When Cherkesov was chairman of FSKN, the agency initiated a number of so-called ketamine cases in which veterinarians were accused of using narcotic substance ketamine as an anesthetic for animals during surgery.
In November 2003 the veterinarian Aleksxander Duka was arrested right in the middle of a surgery. He faced charges of using ketamine. In September 2004, Zamoskvoretsky District Court sentenced the veterinarian to one year of probation. In December of that year, Frunzenskiy court of Vladimir sentenced a veterinarian Olga Tanayeva to three years imprisonment for selling eight vials of ketamine to another female vet. Cases concerning the use of ketamine received wide publicity and were actively discussed in the media. In particular, it was pointed to the fact that the drug police officers, rather than to suppress the activities of criminal gangs, pursue veterinarians.
Source: Novaya Gazeta, 08 July 2004
According to media reports, in September 1995 Cherkesov’s wife, Natalia Chaplina with permission from St. Petersburg Mayor Anatoly Sobchak, acquired from the city at book value a six bedroom apartment on Nevsky Prospect. Payment was made in installments during four years with the first payment of six percent of the purchase price.
Source: Versiya, 13 June 2000
In March 2007 Chaplina was pre-approved by United Russia Political Council of Pskov, which held a majority in local parliament, as a member of the Council of Federation from Pskov Regional Council. However, later she withdrew in favour of Andrey Turchak, leader of United Russia Molodaya Gvardiya and the son of Anatoly Turchak, a friend of Putin and President of Leninist JSC. Her refusal Chaplina motivated by not wanting “undesirable consequences."
Source: Moscow Komosomolets, 22 November 2004
On October 3, 2007 several news agencies reported that FSB operatives and members of the Investigative Committee under the Russian Prosecutor's Office arrested the chief of department of operational support of the Federal Service for Drug Control, Lieutenant General Aleksander Bulbov, two senior operations officer of the same department, Gregory Cherevko and Sergey Donchenko and former Deputy Head of Security Service Federal Drug Control Yuri Gevala. All four were suspected of illegal wiretapping. Media linked the incident to the conflict between security agencies and indicated that all this could damage the reputation of Cherkesov.
On October 9, 2007 the Investigative Committee leveled charges against the three detainees under several articles of the Criminal Code. On the same day media published an article in which Cherkesov admitted conflicts between security agencies that affected Federal Drug Control Service. In the article, Cherkesov actually confirmed that there was a confrontation between the authorities and made it clear that Federal Drug Control Service employees could have been arrested by for this reason. Cherkesov explained going public by the need of preserving stability in the country. In his view, the problem became so serious that it should be discussed, not ignored or turned into a big quarrel.

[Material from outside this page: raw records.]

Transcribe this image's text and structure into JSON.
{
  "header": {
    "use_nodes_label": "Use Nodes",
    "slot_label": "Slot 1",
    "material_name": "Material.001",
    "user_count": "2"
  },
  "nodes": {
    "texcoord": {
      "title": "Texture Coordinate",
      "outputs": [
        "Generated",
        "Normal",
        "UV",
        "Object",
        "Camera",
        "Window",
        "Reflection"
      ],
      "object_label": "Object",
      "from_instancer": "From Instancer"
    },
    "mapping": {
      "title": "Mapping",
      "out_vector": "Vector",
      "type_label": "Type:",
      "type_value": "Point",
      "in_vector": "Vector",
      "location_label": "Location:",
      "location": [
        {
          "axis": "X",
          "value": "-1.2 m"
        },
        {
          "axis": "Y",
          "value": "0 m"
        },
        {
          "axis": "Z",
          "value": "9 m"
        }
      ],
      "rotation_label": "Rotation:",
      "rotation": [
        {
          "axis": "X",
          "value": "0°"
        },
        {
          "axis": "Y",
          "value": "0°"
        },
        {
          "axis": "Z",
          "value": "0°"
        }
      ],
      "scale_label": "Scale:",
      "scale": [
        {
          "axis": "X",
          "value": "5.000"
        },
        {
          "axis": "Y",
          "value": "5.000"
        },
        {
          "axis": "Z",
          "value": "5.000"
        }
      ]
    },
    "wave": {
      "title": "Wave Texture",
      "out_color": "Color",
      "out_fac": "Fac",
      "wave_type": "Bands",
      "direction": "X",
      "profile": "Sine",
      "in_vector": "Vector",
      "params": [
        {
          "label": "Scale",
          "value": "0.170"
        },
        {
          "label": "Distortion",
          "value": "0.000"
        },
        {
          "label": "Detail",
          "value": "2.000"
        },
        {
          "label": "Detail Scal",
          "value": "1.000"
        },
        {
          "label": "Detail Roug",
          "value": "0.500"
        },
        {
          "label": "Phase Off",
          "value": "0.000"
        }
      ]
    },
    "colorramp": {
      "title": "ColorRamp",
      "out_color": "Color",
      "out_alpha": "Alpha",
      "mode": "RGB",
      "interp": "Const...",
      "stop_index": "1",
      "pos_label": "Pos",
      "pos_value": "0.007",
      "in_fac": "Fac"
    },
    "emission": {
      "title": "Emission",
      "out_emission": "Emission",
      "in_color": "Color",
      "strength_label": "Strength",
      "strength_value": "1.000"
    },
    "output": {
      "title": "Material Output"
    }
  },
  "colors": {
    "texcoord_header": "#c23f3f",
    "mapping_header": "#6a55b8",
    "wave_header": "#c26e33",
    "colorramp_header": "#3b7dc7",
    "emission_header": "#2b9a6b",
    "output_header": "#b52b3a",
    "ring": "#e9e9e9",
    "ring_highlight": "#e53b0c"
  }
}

Source: Kommersant, 09 October 2007
On May 12, 2008 Dmitry Medvedev dismissed Cherkesov from office as head of Federal Drug Control Service. At the same time Vladimir Putin nominated him as head of the Federal Agency for the Procurement of Armaments, Military and Special Equipment, and Logistical Resources (Rosoboronpostavka).
Source: RIA Novosti, 12 February 2008
On June 13, 2010 Medvedev dismissed Cherkesov from office as the head of the Federal Agency for the Procurement of Armaments, Military and Special Equipment, and Logistical Resources.
Source: Vedomosti, 15 June 2010